But on a plane you can experience fear of heights, confined spaces, other people, agoraphobia (no, not rabbits - it's the fear of being in places from which escape might be embarrassing or difficult, or in which help might be unavailable) and countless others, all in one place.
For sufferers of nomophobia, however, aeroplanes are slowly becoming more accommodating.
Nomophobia is the clinically recognised fear of being out of cellphone contact. I personally find travelling out of cellular coverage areas a liberating experience - but to the nomophobe, being out of touch is scary stuff.
We usually pity people with fears like claustrophobia or coulrophobia, the fear of clowns. But nomophobes are different - they aren't pitiful as much as bothersome. That guy with the beeping phone in the cinema? Nomophobe.

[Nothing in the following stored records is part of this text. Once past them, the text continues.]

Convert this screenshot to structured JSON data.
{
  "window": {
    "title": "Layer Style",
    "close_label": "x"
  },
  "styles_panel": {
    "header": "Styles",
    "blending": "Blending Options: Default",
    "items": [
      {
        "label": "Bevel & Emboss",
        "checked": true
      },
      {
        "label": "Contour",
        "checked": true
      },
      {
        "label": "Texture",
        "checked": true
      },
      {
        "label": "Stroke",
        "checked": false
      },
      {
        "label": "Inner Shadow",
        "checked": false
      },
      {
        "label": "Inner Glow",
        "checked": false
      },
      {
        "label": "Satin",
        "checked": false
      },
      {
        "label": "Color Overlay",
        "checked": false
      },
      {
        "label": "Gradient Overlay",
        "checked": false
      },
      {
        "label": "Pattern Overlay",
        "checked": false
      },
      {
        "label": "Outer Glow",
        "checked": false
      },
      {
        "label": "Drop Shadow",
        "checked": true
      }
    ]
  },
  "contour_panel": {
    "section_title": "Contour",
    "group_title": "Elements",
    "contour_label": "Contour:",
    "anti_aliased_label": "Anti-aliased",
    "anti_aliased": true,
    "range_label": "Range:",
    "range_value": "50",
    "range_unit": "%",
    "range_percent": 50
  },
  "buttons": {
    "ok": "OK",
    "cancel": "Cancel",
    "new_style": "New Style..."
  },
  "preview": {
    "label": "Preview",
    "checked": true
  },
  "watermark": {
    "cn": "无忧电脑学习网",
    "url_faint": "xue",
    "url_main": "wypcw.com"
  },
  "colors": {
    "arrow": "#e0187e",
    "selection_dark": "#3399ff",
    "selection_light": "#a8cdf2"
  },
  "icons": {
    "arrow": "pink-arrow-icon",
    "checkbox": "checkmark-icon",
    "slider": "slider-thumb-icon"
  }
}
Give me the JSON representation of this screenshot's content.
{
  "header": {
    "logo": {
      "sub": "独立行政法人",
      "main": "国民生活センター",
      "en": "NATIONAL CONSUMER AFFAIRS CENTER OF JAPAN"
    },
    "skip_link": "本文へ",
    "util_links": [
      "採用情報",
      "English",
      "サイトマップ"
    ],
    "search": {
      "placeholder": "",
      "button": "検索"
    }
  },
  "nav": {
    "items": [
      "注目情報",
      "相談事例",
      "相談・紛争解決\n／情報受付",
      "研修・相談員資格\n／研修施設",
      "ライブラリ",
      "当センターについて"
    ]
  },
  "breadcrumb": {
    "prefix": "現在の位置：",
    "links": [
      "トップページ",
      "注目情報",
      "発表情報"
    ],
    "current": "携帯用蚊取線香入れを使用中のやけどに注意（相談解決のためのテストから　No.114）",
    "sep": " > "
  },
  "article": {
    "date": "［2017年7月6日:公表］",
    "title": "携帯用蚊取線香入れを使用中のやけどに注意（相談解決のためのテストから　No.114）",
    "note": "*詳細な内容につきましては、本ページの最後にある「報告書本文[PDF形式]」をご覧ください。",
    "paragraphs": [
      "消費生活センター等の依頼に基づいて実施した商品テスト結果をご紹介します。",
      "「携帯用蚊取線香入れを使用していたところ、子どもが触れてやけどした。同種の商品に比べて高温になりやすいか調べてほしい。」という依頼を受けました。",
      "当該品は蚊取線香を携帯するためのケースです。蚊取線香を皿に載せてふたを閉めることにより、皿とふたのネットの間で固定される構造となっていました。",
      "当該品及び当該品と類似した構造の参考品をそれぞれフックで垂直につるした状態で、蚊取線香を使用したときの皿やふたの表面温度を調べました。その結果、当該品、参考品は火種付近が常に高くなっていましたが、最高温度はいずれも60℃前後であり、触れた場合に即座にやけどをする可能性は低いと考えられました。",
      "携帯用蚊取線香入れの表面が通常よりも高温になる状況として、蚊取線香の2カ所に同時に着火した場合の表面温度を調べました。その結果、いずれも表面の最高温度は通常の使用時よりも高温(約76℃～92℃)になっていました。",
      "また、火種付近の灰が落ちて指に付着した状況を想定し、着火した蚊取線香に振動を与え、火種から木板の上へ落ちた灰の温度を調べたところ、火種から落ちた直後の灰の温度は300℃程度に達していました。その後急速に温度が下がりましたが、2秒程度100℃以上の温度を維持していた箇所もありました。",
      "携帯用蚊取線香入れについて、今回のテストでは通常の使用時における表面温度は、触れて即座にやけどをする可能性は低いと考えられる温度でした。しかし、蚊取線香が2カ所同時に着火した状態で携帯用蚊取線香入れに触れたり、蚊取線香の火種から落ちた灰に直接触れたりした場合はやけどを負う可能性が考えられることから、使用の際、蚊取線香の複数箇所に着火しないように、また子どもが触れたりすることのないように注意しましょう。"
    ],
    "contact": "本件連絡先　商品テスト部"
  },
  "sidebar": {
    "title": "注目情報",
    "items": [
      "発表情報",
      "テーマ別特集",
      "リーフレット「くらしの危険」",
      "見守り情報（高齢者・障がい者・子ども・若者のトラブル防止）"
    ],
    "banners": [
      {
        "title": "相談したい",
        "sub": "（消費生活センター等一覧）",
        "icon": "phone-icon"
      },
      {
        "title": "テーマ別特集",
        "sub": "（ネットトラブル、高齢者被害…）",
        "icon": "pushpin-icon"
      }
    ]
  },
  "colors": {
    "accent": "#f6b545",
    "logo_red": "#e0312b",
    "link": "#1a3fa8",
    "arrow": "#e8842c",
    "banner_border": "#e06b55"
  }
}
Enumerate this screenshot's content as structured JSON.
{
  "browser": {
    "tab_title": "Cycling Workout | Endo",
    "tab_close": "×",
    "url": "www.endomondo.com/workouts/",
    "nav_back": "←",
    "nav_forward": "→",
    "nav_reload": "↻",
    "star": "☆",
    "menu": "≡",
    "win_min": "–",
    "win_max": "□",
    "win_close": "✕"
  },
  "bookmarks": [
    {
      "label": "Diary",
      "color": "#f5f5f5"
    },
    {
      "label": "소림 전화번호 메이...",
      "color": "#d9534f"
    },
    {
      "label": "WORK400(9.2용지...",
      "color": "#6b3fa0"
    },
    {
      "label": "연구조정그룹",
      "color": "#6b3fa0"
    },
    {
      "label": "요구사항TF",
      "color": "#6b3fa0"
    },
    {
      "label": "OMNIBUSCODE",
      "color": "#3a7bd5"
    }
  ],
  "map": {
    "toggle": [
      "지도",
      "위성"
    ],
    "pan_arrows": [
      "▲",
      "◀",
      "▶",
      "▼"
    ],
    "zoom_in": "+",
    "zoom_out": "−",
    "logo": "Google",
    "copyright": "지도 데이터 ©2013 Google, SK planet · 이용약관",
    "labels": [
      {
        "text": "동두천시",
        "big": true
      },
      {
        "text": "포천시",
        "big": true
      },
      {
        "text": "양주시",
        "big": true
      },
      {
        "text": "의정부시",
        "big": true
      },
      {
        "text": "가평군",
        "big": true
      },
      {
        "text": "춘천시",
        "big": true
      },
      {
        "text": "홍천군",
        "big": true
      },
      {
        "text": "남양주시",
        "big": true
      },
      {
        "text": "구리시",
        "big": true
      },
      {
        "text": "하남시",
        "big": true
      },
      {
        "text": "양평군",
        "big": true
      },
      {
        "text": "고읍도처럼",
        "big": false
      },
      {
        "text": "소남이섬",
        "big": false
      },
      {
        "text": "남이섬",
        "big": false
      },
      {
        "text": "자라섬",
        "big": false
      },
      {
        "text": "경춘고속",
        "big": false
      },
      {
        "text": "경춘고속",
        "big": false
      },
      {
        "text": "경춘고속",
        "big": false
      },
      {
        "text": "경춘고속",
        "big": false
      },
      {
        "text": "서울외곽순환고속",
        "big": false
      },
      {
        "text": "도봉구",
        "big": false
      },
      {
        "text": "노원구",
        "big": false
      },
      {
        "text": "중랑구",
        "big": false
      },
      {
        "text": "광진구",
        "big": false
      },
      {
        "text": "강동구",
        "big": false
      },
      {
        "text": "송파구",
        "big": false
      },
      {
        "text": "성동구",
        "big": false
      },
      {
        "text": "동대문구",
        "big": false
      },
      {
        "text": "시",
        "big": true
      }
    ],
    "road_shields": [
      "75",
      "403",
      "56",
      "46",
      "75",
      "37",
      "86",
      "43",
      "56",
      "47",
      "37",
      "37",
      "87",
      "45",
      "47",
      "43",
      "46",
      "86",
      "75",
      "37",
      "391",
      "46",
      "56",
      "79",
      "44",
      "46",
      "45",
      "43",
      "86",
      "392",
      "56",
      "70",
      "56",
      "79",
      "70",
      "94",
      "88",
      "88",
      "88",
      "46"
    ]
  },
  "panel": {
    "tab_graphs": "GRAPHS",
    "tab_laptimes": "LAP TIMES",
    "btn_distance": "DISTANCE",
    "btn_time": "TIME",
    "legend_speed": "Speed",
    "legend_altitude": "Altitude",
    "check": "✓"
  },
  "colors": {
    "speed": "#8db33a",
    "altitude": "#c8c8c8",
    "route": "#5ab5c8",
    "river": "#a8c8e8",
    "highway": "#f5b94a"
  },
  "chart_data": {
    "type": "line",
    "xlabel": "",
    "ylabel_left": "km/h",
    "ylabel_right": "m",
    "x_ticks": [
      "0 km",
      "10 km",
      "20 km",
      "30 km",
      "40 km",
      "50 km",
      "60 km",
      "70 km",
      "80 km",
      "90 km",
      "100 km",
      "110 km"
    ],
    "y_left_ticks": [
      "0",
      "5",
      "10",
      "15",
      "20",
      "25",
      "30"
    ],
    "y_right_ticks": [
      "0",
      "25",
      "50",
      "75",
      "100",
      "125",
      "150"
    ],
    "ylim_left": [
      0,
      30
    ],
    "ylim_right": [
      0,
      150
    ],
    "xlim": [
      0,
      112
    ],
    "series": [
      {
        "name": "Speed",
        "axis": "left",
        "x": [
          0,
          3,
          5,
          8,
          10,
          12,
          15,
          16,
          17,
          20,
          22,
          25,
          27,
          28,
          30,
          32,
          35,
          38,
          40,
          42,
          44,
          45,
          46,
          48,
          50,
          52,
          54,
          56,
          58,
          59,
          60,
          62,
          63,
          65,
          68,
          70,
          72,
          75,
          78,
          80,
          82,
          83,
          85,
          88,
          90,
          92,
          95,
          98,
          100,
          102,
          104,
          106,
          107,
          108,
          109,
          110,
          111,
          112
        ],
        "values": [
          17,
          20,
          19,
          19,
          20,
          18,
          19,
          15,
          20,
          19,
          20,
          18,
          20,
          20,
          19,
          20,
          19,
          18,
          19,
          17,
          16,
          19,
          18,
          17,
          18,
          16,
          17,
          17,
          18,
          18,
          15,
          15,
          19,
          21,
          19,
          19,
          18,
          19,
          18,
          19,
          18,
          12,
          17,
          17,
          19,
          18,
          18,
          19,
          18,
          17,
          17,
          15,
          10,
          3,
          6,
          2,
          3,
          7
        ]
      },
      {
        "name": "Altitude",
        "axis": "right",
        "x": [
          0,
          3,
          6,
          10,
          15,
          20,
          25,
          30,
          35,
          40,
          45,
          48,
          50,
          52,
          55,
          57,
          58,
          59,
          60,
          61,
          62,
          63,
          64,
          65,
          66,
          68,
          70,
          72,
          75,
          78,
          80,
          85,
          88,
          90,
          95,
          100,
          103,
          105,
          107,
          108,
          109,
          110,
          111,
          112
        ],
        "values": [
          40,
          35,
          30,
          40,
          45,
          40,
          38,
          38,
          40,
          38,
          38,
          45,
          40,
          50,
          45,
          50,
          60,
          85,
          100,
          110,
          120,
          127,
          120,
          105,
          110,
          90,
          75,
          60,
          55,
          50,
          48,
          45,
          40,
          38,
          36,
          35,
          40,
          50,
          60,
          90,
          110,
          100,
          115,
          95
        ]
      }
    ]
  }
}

And what used to attract klaps from strangers now attracts fascination from psychologists.
But back to aeroplanes.
It wasn't long after the invention of the cellphone that it was decided it would be a bad idea to switch one on inflight, despite the fact that it is almost impossible for a cellphone to interfere with anything on a plane except other passengers' sleep.
Cellphones operate on radio frequencies within an entirely different range to anything on an aeroplane, including its communications systems. If it really were possible for cellphones to crash a plane you wouldn't be allowed to take them on board, along with the water, nail files and other harmless items that have been deemed deadly in our nannying society.
But even if you could turn your phone on during a flight on a commercial airliner, you wouldn't be able to use it for technical reasons. You wouldn't have coverage from your cellphone network for one, and even if you did you would be flying over the cellular towers too quickly to maintain a connection.
For normal people this made flying a fantastic experience. You were untouchable in the air. Nobody could email you or pester you with phone calls. You had an entirely legitimate excuse for being offline and out of reach. And it was about the last place on earth where that was true any more.
But now airlines are rapidly deploying technology to make internet communications possible on planes. And they're taking it one step further, with the testing of inflight GSM stations that would make it possible for you to use your cellphone.
This is troublesome news. I appeal to you to ask any deity you happen to believe in to prevent this progression. For a geek like me, asking for the progress of technology to be halted is a radical step - but in this case I must insist.
I don't care how convenient it is - I don't want that guy who was sleeping on me 15 minutes ago to now be able to keep me awake by conversing with his girlfriend. I want him and his nomophobic friends to continue to be forced out of cellular range while on an aeroplane, even if there is no good scientific reason for it.
I can only hope sense prevails and the airlines stop this madness. But for the time being British Airways, among others, is considering implementing cellular connectivity for long-haul flights. It's frightening.